** Exercise input follows **
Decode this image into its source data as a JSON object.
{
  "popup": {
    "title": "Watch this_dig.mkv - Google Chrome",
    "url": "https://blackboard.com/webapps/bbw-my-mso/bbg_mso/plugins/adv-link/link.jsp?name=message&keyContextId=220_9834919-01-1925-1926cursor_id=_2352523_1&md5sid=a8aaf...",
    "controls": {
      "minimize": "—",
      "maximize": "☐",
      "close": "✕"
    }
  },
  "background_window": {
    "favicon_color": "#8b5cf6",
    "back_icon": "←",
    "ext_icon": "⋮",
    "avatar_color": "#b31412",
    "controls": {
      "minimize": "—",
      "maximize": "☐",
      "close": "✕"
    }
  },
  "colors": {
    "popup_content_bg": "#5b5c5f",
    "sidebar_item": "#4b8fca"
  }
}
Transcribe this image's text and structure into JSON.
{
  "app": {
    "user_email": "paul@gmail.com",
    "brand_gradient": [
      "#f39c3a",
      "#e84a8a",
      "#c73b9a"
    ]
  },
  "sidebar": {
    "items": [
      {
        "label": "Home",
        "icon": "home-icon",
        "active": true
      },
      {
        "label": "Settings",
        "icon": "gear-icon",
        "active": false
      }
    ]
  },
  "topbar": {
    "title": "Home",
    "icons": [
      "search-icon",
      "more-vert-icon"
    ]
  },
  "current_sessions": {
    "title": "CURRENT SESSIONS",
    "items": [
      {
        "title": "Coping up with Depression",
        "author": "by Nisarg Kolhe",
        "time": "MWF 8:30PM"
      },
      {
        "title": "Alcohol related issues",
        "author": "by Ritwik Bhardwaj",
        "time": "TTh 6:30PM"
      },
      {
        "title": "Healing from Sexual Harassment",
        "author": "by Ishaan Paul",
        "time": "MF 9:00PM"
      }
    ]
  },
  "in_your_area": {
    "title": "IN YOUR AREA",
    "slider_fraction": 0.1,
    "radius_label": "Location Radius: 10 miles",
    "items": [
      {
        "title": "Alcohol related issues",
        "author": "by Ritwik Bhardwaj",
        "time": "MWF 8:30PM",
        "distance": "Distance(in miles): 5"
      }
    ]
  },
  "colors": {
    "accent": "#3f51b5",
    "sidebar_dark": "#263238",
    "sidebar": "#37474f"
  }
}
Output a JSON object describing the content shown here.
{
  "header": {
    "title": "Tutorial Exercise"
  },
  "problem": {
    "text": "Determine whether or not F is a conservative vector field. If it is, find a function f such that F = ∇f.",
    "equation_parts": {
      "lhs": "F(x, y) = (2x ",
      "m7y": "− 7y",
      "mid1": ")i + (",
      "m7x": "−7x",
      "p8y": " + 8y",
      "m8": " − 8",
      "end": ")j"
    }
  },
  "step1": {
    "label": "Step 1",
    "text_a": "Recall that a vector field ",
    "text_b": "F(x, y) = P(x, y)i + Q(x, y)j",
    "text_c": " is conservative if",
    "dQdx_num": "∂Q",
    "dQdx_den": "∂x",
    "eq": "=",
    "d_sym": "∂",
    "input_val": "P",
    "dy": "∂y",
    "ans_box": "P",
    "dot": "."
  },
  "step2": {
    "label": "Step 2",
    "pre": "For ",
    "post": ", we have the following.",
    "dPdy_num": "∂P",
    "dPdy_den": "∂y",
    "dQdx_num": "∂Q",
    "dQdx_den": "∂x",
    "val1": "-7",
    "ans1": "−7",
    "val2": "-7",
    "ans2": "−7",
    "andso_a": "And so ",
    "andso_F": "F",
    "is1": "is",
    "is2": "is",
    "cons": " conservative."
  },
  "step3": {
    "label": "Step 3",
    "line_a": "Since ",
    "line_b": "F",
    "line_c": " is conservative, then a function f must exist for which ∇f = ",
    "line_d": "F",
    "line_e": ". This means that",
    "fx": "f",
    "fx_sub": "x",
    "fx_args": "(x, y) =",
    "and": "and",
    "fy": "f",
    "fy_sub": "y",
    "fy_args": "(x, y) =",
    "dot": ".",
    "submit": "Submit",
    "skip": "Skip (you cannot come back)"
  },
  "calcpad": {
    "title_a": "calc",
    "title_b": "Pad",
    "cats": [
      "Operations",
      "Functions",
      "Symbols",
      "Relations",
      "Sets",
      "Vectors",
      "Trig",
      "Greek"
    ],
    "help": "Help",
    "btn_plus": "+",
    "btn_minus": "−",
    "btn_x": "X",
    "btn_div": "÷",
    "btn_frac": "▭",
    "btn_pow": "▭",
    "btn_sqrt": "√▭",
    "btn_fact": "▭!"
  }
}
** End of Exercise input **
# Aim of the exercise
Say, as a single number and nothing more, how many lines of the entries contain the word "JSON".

# Solution
3